A Hong Kong property tycoon has pledged an additional HK$4 million (US$514,075) to a local sports technology initiative that designed the suit worn by Olympic track cycling medallist Sarah Lee Wai-sze in the hope of kick-starting innovation in the development of other kinds of gear.
Lee beat Germany’s Emma Hinze to bring the city its sixth Olympic medal on Sunday, wrapping up Hong Kong’s most successful Games ever. Her win prompted Sun Hung Kai Properties executive director Adam Kwok Kai-fai to increase his personal donation to the Hong Kong University of Science and Technology (HKUST) and Hong Kong Sports Institute’s joint aerodynamics initiative to a total of HK$10 million.
Kwok said he hoped the wind tunnel initiative would go on to innovate in other sports, such as windsurfing and swimming, by studying how to reduce drag in water.
“I would never have imagined the speed suit developed there – the bike, the helmet and everything else tested there by Sarah and the athletes – would be able to help today,” Kwok said on Sunday at a shopping mall in Kwun Tong, where he was watching Lee’s bronze medal win along with a crowd of Hong Kong supporters.
He urged both the government and the private sector to continue investing in the field of sports technology, pointing out that good gear was part of the effort to ensure the city’s athletes performed at their peak. Lee’s lead of 0.02 seconds during the women’s sprint heat on Saturday was a prime example, Kwok said.
“These marginal gains are the difference between whether you are on the podium and getting a medal or not … so we should collaborate more with local universities on these kinds of innovation,” he said. “Long-term financial support for sport and athletes is just as important as one-off cash prizes.”
Kwok is also a standing committee member of the All China Youth Federation, president of the Hong Kong United Youth Association and organiser of the Hong Kong Cyclothon. He previously donated HK$6 million to the sports aerodynamics initiative, which was launched in 2019.
Led by Zhang Xin, chair professor of HKUST’s department of mechanical and aerospace engineering, the project developed low-resistance suits for the cycling team that can help reduce drag during races. The athletes were also able to adjust their riding stance while testing the equipment in the project’s wind tunnel.
“We hope we can continue to help younger athletes with Kwok’s support,” Zhang said.
Kwok noted that the technology developed for cycling could also be commercialised.
“We could develop bicycles and helmets unique to Hong Kong or China. This could be an opportunity to also create more employment,” he said.

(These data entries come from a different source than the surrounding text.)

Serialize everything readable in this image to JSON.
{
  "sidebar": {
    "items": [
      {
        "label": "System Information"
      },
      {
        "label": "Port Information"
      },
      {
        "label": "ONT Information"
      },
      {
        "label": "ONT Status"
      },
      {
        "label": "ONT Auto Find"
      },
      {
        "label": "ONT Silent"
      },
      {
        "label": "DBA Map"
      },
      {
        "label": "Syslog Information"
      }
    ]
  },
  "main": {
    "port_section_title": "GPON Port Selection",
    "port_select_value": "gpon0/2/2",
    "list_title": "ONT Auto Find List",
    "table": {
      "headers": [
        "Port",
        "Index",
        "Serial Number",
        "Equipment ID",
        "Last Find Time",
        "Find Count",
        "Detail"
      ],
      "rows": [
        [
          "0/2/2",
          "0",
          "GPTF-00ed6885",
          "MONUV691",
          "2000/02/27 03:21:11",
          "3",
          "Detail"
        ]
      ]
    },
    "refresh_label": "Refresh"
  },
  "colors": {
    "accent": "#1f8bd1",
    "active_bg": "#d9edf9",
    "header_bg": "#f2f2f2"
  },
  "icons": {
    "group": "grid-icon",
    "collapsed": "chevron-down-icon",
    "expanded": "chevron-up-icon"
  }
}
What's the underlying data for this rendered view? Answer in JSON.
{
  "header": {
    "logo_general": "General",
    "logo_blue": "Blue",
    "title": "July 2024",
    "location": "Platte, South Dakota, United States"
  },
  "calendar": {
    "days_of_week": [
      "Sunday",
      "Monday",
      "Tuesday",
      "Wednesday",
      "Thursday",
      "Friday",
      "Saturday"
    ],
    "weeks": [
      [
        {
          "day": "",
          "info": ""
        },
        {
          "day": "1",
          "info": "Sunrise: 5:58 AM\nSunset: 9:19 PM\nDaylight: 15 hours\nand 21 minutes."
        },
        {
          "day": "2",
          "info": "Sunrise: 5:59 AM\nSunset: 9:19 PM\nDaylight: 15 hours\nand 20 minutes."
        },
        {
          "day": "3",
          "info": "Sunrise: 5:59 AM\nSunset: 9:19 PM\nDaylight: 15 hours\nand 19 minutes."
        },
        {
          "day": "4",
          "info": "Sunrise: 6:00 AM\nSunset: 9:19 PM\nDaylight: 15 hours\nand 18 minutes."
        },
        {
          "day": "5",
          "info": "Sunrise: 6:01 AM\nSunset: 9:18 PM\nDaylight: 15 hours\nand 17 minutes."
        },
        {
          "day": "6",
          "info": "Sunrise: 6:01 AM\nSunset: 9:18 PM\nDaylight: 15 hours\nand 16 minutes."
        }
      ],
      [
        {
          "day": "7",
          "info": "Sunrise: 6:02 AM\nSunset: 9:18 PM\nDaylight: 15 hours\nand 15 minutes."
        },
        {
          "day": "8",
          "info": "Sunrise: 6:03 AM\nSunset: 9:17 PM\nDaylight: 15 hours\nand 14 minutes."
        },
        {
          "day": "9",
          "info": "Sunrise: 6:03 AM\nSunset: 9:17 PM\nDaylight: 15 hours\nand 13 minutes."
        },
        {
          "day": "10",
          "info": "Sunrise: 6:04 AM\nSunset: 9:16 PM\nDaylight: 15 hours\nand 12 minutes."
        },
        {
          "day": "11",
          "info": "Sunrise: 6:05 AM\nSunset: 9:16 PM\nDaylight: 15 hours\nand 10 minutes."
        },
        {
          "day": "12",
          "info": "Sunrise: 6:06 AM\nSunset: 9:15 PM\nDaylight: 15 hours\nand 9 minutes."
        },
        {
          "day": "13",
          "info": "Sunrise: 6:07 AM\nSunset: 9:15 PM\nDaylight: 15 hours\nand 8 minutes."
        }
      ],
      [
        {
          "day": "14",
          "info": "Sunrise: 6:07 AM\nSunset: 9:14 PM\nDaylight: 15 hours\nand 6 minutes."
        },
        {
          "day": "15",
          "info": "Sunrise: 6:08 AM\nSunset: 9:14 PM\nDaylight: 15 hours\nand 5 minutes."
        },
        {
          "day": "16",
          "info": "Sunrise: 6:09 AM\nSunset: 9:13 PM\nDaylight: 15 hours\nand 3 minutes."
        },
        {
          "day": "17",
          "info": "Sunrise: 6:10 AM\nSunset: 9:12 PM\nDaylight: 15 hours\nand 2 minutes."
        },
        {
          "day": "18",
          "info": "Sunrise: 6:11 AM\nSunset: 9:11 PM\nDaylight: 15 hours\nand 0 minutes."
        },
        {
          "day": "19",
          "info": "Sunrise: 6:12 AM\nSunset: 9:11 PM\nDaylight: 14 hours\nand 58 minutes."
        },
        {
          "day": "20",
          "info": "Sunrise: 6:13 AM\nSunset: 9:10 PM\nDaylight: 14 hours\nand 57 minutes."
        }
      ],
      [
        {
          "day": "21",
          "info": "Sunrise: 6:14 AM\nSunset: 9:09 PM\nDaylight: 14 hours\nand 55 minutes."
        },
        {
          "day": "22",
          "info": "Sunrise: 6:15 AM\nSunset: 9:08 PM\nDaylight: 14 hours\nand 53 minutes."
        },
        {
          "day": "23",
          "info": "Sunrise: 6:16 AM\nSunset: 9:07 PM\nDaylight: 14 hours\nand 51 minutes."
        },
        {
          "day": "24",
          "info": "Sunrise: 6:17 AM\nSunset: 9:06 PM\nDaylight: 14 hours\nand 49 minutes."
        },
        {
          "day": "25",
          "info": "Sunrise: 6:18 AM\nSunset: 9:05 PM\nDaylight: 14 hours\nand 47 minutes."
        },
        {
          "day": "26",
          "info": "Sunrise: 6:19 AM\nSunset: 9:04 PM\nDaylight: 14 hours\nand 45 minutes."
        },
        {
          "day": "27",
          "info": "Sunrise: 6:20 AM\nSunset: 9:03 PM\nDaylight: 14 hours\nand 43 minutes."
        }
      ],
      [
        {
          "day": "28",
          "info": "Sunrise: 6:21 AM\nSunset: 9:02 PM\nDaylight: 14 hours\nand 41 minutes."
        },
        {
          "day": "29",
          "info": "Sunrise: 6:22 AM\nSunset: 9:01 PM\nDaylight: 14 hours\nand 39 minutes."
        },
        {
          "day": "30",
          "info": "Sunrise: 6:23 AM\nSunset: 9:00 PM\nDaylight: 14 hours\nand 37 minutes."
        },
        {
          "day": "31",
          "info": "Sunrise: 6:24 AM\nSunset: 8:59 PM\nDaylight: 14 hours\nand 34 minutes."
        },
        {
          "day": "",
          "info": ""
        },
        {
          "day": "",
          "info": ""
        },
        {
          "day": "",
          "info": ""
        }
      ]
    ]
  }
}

Meanwhile, Kwok said training and exchange opportunities with the Chinese national team were also helpful to Hong Kong’s athletes. He added the cycling team was also training in the highlands of China’s Yunnan province in preparation for the next major sporting events.
“This group of Olympians have many events upcoming, such as the Asian Games next year in Hangzhou, and I’m sure they are ready to meet the challenge, and our support for them will only grow,” he said.
Kwok added he hoped pandemic border restrictions with mainland China could be lifted so the cyclothon could be held across the Greater Bay Area
and help create a “sporting city” in the region.
Cycling could give youth in the cities across the region another opportunity to interact, and give athletes from the various cities a chance to meet, he said.